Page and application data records
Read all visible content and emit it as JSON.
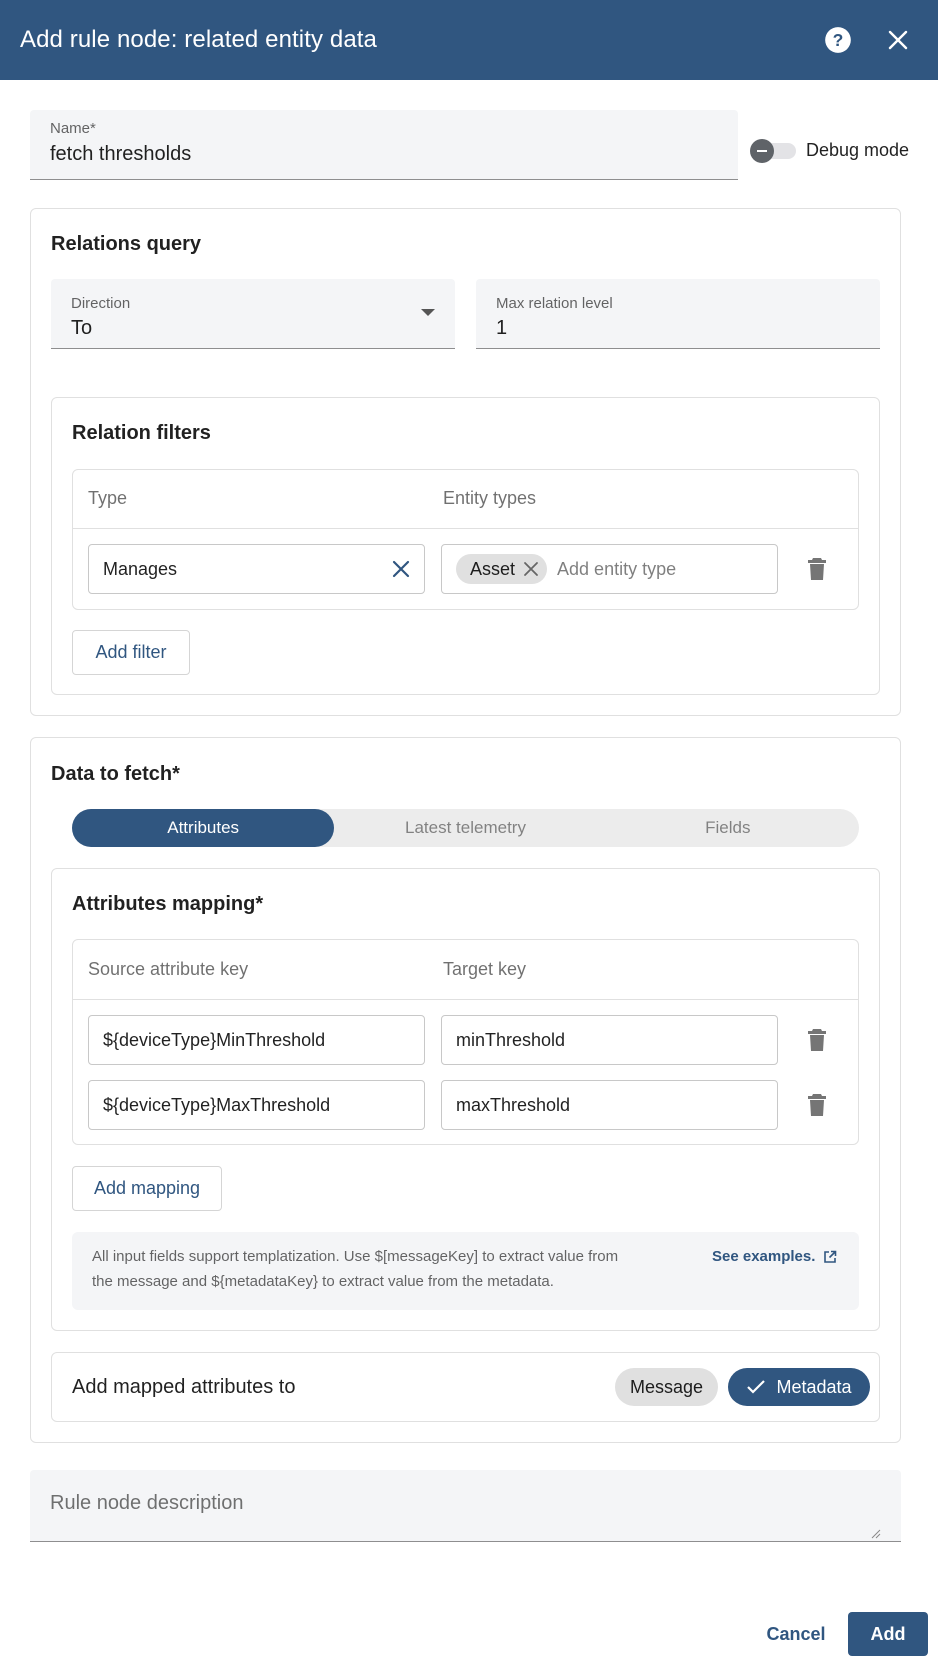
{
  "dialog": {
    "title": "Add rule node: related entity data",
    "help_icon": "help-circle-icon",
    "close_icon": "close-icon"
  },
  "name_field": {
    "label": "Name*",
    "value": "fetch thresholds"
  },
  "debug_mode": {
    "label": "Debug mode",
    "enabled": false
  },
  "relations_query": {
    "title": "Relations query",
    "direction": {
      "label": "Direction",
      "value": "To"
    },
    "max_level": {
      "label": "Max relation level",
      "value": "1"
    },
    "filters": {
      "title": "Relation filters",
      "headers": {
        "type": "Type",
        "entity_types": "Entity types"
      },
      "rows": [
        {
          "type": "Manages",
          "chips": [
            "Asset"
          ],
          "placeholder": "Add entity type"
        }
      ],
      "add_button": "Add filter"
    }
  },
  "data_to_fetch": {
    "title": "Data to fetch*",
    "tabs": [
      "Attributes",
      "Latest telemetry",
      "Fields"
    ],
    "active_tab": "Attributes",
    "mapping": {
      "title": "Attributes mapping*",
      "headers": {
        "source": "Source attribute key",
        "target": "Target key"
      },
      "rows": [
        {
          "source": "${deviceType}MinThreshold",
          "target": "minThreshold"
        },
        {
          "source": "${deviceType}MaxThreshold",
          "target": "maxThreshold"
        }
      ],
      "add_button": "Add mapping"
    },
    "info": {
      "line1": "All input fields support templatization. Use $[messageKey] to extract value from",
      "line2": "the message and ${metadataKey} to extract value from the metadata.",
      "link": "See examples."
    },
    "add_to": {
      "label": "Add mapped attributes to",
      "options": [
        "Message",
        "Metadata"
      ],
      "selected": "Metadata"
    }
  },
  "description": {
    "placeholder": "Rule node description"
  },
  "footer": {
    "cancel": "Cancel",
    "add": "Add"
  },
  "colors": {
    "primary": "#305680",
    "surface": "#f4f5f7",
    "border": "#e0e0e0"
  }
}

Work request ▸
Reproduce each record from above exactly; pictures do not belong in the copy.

Answer space ▸
Read all visible content and emit it as JSON.
{
  "dialog": {
    "title": "Add rule node: related entity data",
    "help_icon": "help-circle-icon",
    "close_icon": "close-icon"
  },
  "name_field": {
    "label": "Name*",
    "value": "fetch thresholds"
  },
  "debug_mode": {
    "label": "Debug mode",
    "enabled": false
  },
  "relations_query": {
    "title": "Relations query",
    "direction": {
      "label": "Direction",
      "value": "To"
    },
    "max_level": {
      "label": "Max relation level",
      "value": "1"
    },
    "filters": {
      "title": "Relation filters",
      "headers": {
        "type": "Type",
        "entity_types": "Entity types"
      },
      "rows": [
        {
          "type": "Manages",
          "chips": [
            "Asset"
          ],
          "placeholder": "Add entity type"
        }
      ],
      "add_button": "Add filter"
    }
  },
  "data_to_fetch": {
    "title": "Data to fetch*",
    "tabs": [
      "Attributes",
      "Latest telemetry",
      "Fields"
    ],
    "active_tab": "Attributes",
    "mapping": {
      "title": "Attributes mapping*",
      "headers": {
        "source": "Source attribute key",
        "target": "Target key"
      },
      "rows": [
        {
          "source": "${deviceType}MinThreshold",
          "target": "minThreshold"
        },
        {
          "source": "${deviceType}MaxThreshold",
          "target": "maxThreshold"
        }
      ],
      "add_button": "Add mapping"
    },
    "info": {
      "line1": "All input fields support templatization. Use $[messageKey] to extract value from",
      "line2": "the message and ${metadataKey} to extract value from the metadata.",
      "link": "See examples."
    },
    "add_to": {
      "label": "Add mapped attributes to",
      "options": [
        "Message",
        "Metadata"
      ],
      "selected": "Metadata"
    }
  },
  "description": {
    "placeholder": "Rule node description"
  },
  "footer": {
    "cancel": "Cancel",
    "add": "Add"
  },
  "colors": {
    "primary": "#305680",
    "surface": "#f4f5f7",
    "border": "#e0e0e0"
  }
}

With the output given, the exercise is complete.